Which is the best way to measure loneliness in people with dementia? A comparison of single and multi-item measures
Isla Rippon, Christina Victor
Brunel University London, Uxbridge, United Kingdom

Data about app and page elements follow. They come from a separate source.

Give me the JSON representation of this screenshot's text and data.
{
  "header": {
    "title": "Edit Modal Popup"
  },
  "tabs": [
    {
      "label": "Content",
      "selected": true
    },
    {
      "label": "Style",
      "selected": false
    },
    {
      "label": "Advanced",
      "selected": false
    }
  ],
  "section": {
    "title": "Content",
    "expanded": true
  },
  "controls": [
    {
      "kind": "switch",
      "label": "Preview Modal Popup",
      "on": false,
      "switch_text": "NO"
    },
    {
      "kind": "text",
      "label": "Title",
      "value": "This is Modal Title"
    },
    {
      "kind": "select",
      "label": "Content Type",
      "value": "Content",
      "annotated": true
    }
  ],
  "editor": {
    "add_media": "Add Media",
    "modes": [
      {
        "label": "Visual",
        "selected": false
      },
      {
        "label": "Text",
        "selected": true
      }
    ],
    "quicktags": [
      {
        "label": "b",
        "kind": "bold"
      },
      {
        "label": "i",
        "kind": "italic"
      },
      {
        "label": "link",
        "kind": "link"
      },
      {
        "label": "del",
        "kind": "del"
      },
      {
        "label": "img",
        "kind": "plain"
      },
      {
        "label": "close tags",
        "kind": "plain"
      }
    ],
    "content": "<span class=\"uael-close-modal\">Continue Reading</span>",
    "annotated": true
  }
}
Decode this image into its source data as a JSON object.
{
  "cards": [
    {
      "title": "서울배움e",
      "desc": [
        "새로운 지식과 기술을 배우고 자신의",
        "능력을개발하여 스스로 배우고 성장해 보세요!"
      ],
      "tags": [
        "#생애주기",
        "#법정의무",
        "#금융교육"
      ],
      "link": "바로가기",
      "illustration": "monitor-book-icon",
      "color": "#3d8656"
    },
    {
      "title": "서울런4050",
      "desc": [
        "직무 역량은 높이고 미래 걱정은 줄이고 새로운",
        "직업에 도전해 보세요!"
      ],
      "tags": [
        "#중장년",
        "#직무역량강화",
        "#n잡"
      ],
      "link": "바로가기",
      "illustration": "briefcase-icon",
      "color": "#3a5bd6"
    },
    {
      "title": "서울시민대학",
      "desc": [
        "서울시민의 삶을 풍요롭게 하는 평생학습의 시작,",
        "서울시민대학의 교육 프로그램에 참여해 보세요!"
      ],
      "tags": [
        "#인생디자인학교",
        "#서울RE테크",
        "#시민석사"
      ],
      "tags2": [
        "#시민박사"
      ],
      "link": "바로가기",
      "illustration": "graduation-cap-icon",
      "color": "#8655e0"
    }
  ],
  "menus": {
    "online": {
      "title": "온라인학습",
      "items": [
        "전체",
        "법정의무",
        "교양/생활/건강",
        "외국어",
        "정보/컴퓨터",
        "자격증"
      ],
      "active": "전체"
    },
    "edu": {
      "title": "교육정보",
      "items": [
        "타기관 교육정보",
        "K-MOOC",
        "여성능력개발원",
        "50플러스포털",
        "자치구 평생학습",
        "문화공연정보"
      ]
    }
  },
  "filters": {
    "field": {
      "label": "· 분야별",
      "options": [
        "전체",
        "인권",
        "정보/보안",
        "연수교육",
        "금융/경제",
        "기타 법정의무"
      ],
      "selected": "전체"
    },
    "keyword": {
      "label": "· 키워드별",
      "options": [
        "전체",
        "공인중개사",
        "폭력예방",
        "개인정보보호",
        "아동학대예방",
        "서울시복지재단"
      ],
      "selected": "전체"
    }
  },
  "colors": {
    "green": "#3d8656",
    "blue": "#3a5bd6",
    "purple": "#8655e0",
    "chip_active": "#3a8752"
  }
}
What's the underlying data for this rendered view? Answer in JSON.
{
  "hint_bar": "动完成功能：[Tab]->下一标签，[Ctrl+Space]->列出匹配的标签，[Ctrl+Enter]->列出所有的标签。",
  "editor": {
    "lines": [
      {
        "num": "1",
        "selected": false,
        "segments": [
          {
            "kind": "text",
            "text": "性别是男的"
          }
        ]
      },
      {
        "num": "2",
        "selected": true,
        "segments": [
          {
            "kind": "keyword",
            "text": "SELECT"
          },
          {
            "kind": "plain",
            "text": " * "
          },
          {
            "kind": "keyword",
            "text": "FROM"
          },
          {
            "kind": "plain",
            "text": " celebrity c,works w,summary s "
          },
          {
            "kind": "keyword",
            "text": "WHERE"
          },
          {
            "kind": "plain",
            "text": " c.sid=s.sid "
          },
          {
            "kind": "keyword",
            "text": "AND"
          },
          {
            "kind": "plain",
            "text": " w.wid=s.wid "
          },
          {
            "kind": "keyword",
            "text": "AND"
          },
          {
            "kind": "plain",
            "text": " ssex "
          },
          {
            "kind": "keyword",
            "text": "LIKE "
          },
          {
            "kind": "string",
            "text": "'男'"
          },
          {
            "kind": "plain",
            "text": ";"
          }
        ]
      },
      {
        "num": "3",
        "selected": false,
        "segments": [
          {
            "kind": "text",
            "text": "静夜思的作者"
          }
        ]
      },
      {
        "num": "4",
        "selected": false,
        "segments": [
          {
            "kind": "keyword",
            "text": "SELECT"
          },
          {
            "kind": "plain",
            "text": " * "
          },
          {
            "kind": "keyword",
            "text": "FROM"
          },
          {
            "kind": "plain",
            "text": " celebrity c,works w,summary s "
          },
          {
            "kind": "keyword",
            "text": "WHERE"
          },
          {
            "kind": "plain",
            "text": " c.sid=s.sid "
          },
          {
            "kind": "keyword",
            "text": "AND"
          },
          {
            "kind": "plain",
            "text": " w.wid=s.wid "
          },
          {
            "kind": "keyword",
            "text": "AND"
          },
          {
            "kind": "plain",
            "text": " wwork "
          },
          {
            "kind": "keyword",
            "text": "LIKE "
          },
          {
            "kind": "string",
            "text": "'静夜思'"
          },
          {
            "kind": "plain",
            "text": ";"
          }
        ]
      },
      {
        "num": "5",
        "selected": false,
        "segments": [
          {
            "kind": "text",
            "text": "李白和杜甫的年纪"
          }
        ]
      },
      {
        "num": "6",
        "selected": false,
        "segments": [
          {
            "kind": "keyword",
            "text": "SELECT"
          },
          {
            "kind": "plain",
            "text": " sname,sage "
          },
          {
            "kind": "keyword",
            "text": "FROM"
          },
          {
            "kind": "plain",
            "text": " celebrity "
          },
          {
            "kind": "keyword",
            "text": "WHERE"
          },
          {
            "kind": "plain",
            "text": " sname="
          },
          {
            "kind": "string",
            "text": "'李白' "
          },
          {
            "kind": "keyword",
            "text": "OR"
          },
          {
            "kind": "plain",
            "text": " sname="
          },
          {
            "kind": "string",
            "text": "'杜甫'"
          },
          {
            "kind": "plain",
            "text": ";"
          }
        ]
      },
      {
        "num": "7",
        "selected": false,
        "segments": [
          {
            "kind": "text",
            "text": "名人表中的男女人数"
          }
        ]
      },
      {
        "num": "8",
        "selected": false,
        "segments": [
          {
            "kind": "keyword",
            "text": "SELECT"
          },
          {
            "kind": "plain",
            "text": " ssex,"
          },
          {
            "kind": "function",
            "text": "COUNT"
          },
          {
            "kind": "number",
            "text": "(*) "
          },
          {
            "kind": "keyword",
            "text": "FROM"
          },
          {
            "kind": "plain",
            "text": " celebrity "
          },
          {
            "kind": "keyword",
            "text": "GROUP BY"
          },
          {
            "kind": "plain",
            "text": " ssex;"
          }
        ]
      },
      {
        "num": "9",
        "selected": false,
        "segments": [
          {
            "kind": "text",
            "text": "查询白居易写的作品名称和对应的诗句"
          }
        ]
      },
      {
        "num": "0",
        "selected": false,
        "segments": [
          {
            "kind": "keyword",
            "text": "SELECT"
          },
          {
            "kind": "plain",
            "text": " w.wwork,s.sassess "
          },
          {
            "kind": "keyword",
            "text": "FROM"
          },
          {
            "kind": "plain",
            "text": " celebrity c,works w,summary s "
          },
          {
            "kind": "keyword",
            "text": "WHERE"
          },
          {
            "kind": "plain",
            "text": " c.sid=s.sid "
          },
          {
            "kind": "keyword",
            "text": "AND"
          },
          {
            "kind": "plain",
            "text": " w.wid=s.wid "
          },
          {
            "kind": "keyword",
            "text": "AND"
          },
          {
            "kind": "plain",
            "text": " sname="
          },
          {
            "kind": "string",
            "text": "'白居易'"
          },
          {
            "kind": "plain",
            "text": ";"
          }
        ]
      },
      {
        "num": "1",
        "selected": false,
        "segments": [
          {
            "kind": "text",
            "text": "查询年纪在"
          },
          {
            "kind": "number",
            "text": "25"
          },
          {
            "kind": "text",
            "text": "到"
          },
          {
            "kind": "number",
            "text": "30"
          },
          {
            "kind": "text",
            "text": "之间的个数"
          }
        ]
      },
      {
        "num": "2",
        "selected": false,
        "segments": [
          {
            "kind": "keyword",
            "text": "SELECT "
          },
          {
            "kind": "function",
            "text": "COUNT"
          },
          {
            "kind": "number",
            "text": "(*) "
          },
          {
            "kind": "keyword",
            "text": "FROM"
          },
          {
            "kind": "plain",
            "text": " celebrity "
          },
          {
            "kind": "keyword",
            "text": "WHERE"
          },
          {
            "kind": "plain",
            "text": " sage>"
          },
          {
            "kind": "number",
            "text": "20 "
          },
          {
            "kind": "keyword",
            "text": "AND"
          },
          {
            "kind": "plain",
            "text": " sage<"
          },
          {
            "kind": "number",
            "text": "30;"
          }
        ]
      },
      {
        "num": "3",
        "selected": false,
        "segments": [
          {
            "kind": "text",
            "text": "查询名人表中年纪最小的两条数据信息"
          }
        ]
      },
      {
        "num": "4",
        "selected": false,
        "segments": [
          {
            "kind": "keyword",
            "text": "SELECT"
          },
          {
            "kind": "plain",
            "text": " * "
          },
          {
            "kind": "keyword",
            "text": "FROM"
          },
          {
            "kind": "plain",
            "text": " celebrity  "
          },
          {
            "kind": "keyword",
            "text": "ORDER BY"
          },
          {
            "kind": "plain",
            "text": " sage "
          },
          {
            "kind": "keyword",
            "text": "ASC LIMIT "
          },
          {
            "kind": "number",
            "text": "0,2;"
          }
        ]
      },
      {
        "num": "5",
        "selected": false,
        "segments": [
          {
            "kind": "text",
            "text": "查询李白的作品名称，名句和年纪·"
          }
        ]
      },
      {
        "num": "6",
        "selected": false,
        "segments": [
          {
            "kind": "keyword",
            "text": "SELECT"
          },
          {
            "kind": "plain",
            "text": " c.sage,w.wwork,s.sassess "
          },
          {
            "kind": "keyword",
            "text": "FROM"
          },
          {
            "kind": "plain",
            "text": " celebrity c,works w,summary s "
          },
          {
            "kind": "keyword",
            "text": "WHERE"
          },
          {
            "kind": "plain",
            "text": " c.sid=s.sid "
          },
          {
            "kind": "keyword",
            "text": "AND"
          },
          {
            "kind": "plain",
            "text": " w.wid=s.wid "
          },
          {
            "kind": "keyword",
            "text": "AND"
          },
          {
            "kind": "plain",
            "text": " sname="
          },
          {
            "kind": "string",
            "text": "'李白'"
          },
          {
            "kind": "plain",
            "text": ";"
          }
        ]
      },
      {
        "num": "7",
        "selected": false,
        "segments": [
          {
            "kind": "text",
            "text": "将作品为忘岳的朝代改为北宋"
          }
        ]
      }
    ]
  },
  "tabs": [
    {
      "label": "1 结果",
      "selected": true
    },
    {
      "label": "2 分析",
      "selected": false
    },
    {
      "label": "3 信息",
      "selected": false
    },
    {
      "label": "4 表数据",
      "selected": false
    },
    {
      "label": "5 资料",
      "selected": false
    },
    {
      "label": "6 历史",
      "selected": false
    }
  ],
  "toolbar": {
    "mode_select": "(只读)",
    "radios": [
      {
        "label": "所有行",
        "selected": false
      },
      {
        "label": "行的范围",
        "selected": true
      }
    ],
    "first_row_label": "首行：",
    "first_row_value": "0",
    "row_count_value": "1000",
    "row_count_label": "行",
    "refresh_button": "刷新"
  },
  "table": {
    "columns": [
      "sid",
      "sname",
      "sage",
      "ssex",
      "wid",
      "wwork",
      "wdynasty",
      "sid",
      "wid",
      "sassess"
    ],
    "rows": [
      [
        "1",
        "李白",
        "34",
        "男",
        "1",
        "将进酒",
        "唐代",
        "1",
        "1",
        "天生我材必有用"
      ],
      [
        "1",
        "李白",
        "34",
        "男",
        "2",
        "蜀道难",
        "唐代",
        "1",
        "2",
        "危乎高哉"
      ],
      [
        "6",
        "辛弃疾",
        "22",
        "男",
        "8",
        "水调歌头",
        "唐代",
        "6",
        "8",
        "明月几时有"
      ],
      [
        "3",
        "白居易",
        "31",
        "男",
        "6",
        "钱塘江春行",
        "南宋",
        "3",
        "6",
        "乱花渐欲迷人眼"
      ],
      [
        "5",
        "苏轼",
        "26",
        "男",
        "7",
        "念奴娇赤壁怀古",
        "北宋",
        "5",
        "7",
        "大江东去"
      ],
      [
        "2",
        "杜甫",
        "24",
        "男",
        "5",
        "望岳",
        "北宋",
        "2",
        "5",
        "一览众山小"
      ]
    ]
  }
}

One area where there is potential for studies of loneliness in later life to be more inclusive is by encompassing people with dementia. Few loneliness studies include this important group or their carers. One explanation offered for this exclusion is the ability of people with dementia to answer questions about loneliness. This study looks at the ability of people with dementia to answer questions about loneliness by looking at responses to two loneliness measures: a single-item and a multi-item measure. Data are drawn from baseline wave of the Improving the Experience of Dementia and Enhancing Active Life (IDEAL) study, a five-year (2014-2018) cohort study of 1,550 people with dementia and 1,286 family members or friends who provide support. Loneliness was measured using both a single-item self-report measure and the six-item De Jong Gierveld (DJG) scale. Comparisons are drawn with responses to these questions by carers to establish if there are issues specific to people with dementia or problems with these questions more generally. 10.1% of participants with dementia reported loneliness using the single-item measure and 35.3% using the DJG scale (14.6% and 61.5% respectively for carers). Fewer respondents had missing data on the single-item measure in comparison to the DJG scale (0.9% vs 6.6% for participants with dementia and 4.1% vs 7.0% for carers). Participants with dementia who did not complete the DJG scale had significantly lower levels of cognition (ACE-III) and increased neuropsychiatric symptoms and carers who did not complete the measure had higher levels of wellbeing.